In 1950, a young couple (both WWII veterans--a WAVE and an airman--and both with GI Bill journalism degrees) quit their jobs on a South Texas weekly newspaper and embarked upon a 1200-mile bicycle tour through Europe. "Such a trip made no sense at all in 1950," writes Alsmeyer, "but it was a gloriously crazy, senseless thing to do." Based on notes, diaries, and letters, the book is more than a mere travelogue. It chronicles the people and places of postwar western Europe-including the citizens of Vimoutiers, France, a town accidentally bombed by Americans.

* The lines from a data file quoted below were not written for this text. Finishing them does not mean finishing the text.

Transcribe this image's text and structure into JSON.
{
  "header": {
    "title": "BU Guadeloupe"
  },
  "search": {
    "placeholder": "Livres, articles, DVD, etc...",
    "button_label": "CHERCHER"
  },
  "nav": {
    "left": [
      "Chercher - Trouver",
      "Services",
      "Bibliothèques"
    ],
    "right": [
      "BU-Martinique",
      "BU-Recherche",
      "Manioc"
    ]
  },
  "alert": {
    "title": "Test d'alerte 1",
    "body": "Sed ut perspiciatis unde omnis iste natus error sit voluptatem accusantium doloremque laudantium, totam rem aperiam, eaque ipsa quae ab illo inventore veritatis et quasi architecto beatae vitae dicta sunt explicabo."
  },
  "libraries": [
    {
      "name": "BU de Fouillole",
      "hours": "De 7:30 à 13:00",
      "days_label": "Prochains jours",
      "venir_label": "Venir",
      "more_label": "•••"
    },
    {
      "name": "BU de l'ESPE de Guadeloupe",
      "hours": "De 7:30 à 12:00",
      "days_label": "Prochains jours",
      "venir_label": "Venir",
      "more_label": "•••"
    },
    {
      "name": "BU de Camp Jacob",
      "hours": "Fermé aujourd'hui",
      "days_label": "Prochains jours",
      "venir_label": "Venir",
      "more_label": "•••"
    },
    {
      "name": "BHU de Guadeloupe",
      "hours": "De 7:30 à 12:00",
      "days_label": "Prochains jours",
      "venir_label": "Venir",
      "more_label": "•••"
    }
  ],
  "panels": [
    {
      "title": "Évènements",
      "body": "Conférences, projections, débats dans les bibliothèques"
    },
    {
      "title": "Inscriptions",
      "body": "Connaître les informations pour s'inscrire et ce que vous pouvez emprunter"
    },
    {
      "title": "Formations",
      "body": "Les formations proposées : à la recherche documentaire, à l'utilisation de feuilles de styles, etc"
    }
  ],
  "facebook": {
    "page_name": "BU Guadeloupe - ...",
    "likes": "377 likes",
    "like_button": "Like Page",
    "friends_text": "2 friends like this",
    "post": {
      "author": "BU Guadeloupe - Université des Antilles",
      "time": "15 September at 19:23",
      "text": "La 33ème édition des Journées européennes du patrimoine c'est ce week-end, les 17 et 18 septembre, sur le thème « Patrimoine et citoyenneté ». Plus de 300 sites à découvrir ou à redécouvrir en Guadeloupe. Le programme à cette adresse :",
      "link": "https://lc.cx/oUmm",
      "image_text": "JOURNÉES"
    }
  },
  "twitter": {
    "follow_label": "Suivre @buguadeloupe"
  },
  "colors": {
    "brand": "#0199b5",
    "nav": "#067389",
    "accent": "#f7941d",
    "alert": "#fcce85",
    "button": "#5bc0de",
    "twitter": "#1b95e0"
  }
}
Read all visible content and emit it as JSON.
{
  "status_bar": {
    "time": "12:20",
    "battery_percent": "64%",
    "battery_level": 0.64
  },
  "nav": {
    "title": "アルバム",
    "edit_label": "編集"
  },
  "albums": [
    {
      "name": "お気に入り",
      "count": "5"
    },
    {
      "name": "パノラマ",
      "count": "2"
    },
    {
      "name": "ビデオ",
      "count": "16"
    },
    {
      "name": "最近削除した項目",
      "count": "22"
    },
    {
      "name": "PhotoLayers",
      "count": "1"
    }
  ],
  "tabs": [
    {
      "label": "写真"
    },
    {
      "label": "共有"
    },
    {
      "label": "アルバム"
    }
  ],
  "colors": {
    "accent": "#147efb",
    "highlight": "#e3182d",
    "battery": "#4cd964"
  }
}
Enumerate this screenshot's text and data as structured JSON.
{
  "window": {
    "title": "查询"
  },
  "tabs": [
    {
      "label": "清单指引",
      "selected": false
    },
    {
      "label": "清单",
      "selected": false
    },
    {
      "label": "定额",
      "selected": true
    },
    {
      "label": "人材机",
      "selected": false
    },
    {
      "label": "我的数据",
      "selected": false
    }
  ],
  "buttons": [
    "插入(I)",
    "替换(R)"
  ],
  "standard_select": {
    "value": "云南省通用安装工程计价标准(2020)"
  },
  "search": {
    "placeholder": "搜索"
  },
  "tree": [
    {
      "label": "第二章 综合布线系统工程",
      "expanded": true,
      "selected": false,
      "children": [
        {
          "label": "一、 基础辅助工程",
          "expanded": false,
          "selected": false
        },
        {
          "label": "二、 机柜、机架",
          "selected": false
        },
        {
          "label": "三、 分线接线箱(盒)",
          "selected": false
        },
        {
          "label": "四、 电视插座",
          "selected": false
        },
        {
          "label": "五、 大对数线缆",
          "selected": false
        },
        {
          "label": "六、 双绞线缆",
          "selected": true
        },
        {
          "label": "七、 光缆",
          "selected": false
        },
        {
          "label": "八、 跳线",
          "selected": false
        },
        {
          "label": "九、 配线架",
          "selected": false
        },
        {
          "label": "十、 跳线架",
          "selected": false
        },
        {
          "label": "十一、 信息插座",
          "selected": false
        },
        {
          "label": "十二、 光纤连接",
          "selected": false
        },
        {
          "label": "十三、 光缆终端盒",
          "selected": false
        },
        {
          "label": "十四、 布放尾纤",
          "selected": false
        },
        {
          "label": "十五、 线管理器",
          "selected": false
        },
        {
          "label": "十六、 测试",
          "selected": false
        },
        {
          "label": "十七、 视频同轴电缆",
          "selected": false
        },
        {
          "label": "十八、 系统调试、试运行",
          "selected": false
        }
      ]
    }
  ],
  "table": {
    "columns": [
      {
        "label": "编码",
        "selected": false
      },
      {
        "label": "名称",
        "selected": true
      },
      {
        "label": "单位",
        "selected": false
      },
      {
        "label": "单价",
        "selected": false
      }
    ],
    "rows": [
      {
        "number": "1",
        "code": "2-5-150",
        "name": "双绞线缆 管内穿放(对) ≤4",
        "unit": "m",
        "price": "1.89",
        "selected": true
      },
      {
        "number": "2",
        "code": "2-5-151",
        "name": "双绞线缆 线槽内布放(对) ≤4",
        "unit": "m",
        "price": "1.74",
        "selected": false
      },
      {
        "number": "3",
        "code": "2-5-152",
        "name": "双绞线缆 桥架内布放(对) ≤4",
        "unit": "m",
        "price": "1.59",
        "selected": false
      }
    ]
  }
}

"One family with twelve children lived in one of the houses that fell during the first wave of the raid. The children crouched under a sturdy dining room table until the last of the bombs had hit. As rescuers went about their tasks in the smoldering debris, these twelve children--in single file--walked out of the rubble, hand in hand. They said that only the night before, their father had warned them that if there was ever a bombing raid, they must hide under the sturdy round table."
Bicycle enthusiasts, war historians, sociologists, women's studies scholars, and readers of travel narratives will all find something of interest in this charmingly written narrative.
Marie Bennett Alsmeyer served as a pharmacist's mate in the Navy WAVES during WWII. Her previous books are The Way of the WAVES and Old WAVES Tales. She and her husband live in Tyler, Texas. Linda G. DePauw, who wrote the introduction, is the editor and publisher of Minerva, Quarterly Report on Women and the Military.